It is hot in the summer, so naturally your cooling system is working hard. To prevent engine meltdown, your coolant should be an even 50-50 mix of coolant and water. Ideally, the fluid should be changed yearly. If you have not done so recently, have the whole system checked. Look for cracks, bulges and frays in the hoses, corrosion and leaks. Have your mechanic perform tests to check the pressure, the thermostat and the cooling fan.
Tending to Your Tires
Tires usually do not get the love they deserve, and are typically the most neglected part of the car. We tend not to give them too much mind until they go completely flat or we have a blowout, and we are forced to get new ones. The summer heat can cause all sorts of tire-related issues. Check your owner’s manual for the recommended tire pressure and check it monthly. You should be getting your tires rotated every 6,000 miles so if you are behind the ball on that one, do it before the summer heat strikes.
Checking the Oil
If you have a newer car that runs a synthetic blend or an oil whose weight is appropriate year round, you probably do not have to worry about this. But, if you have an older car, you should see if you should switch to a heavier weight oil during the summer—this will offer greater protection to the engine, which is very vulnerable to the high temperatures of this season.
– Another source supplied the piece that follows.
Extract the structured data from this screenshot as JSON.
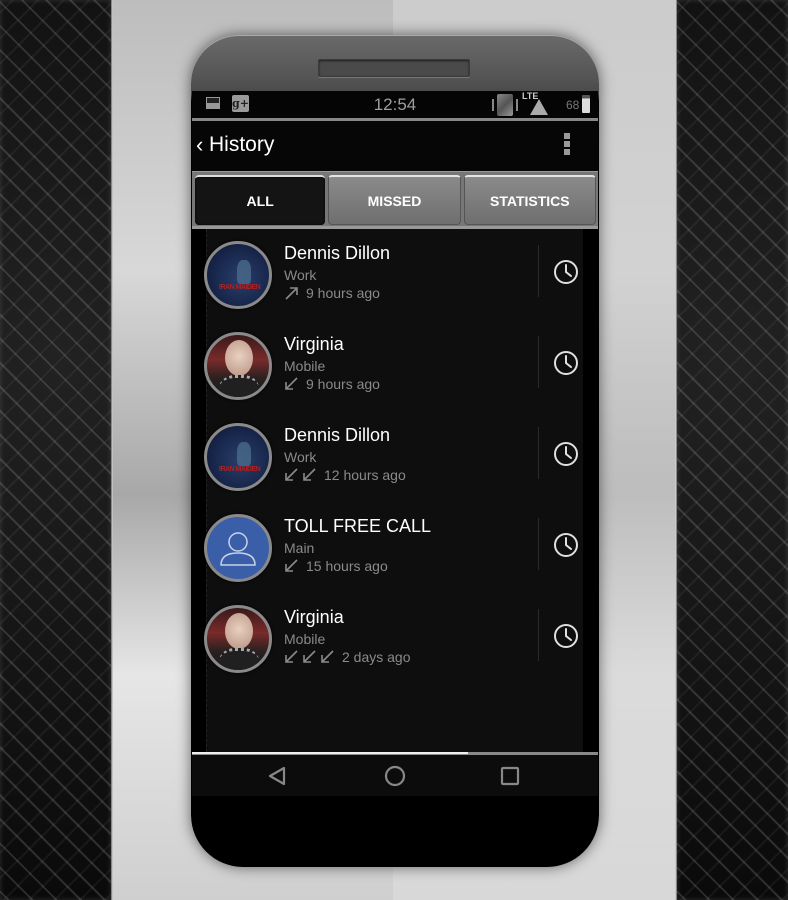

Most auto experts recommend changing oil every 3,000 miles, but most owner’s manuals recommend a change every 7,500 miles. Most people do a lot more driving in the summer with family vacations, trips to the beach and the like, so make sure your oil levels and oil quality is good at the start of the season.
Change the Air Filter
During the winter months, your air filter has been gunked up with all sorts of debris, such as salt. Clogged air filters can dramatically decrease fuel efficiency; generally, it is recommended to change it every 12,000 miles. But, if you drive more on roads filled with dirt and gravel, for instance, rather than clean asphalt highways, you might need to change it sooner. The best way to tell is to visually inspect it.
Kelli Cooper is a freelance writer who blogs about a variety of auto topics; she recommends visiting kanetix.ca for more information on car insurance in Canada, including quotes from carriers.